March 6th, 2013


Great article on our friend and client, Jay Weatherly for his wonderful work and handcrafted coffee at High Five Coffee Bar. Thanks Jay for the shout out to Atlas Branding in your article. Read the full story in the Mountain Xpress.

Quick blurb from the article: 

Weatherly decided to announce his business’ evolution with a rebranding. “It felt like the right time,” he says, “a way to clear some confusion and to express that we’ve grown — not just that we’re different from the Black Mountain Dripolator, but that we’re different than what we were five years ago.”

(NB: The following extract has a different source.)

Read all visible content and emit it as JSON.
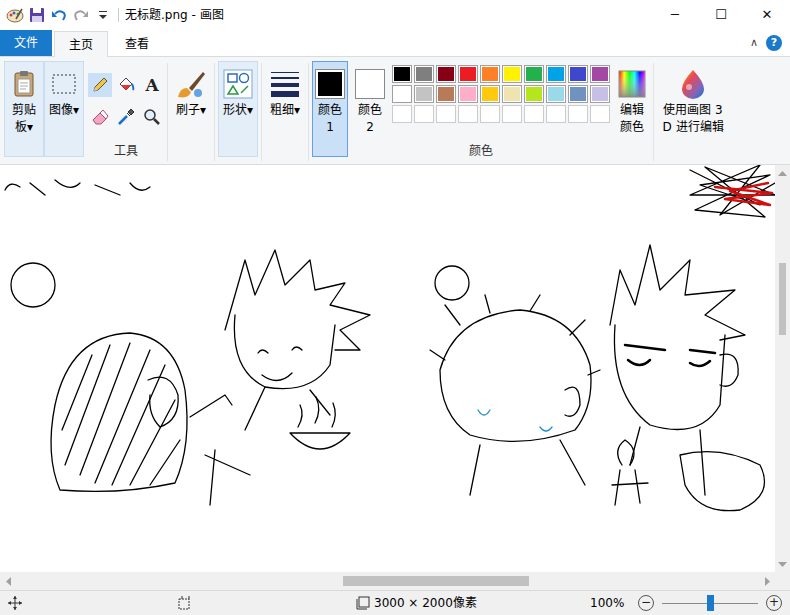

So Weatherly and his wife, Kim Hunt — who is also co-owner — came up with the new name: High Five Coffee Bar. “We picked [it] on my back porch after months of discovering what names were taken,” he explains. “It was an intense, long process to come up with a name and to pay heed to intellectual property rights.” He wanted a name that was friendly and welcoming, not serious or pretentious. “And I like to give high fives,” he says, grinning. He hired Asheville-based Atlas Branding & Design to turn the name into a new logo.

Weatherly saw the change as an opportunity to update the menu and the space itself as well. “We honed in on … the options we offer … with our coffee; they’re going to be crafted at the same level as our coffee.” For instance, instead of using flavorings containing corn syrup, High Five staff now make all of their flavorings in-house.

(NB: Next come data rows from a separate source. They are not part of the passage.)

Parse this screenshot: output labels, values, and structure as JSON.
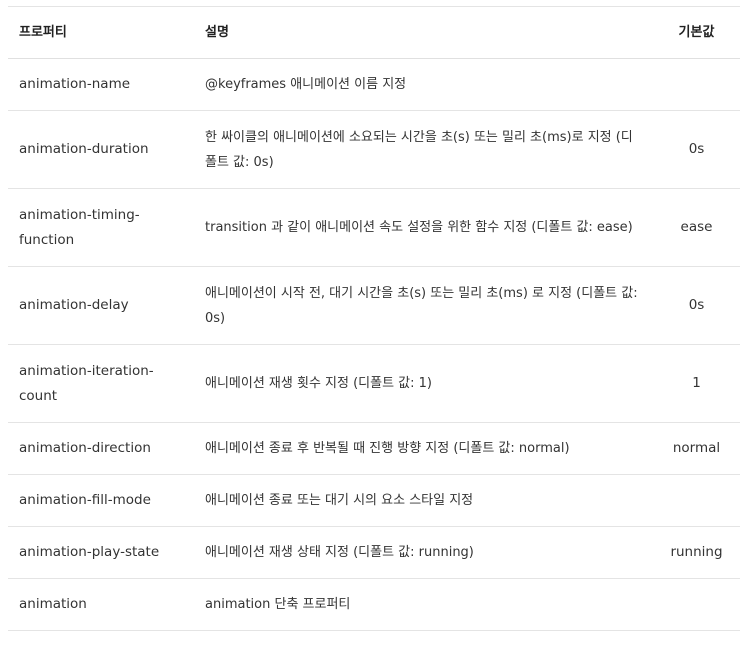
{
  "header": {
    "property": "프로퍼티",
    "description": "설명",
    "default": "기본값"
  },
  "rows": [
    {
      "property": "animation-name",
      "description": "@keyframes 애니메이션 이름 지정",
      "default": ""
    },
    {
      "property": "animation-duration",
      "description": "한 싸이클의 애니메이션에 소요되는 시간을 초(s) 또는 밀리 초(ms)로 지정 (디폴트 값: 0s)",
      "default": "0s"
    },
    {
      "property": "animation-timing-function",
      "description": "transition 과 같이 애니메이션 속도 설정을 위한 함수 지정 (디폴트 값: ease)",
      "default": "ease"
    },
    {
      "property": "animation-delay",
      "description": "애니메이션이 시작 전, 대기 시간을 초(s) 또는 밀리 초(ms) 로 지정 (디폴트 값: 0s)",
      "default": "0s"
    },
    {
      "property": "animation-iteration-count",
      "description": "애니메이션 재생 횟수 지정 (디폴트 값: 1)",
      "default": "1"
    },
    {
      "property": "animation-direction",
      "description": "애니메이션 종료 후 반복될 때 진행 방향 지정 (디폴트 값: normal)",
      "default": "normal"
    },
    {
      "property": "animation-fill-mode",
      "description": "애니메이션 종료 또는 대기 시의 요소 스타일 지정",
      "default": ""
    },
    {
      "property": "animation-play-state",
      "description": "애니메이션 재생 상태 지정 (디폴트 값: running)",
      "default": "running"
    },
    {
      "property": "animation",
      "description": "animation 단축 프로퍼티",
      "default": ""
    }
  ]
}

To upgrade the interior as well, Weatherly solicited feedback from his loyal customers. “I sent out a questionnaire asking, ‘What do or don’t you like? What would you change?’ And one of the suggestions was more seating.” He removed some of the two-top tables and built two bars, which added six more seats. “Bars encourage a communal seating atmosphere — you can sit down and do your own thing, or you can have a conversation with someone you don’t know. Philosophically, that’s what a coffee shop is there to be.”

What has not changed during the rebranding is Weatherly’s commitment to quality and fairness. As a product of working in coffee shops in the 1990s, when public awareness of the fair-trade coffee industry was blossoming, the integrity of the coffee production chain is one his top priorities.

“Our roasting company, [Durham, N.C.-based] Counter Culture Coffee, works directly with producers to make sure the condition of the farm has a sustainable view of how it’s growing down the road — it’s a ‘seed to cup’ perspective. That’s why I choose this coffee, and train my people the way I do.”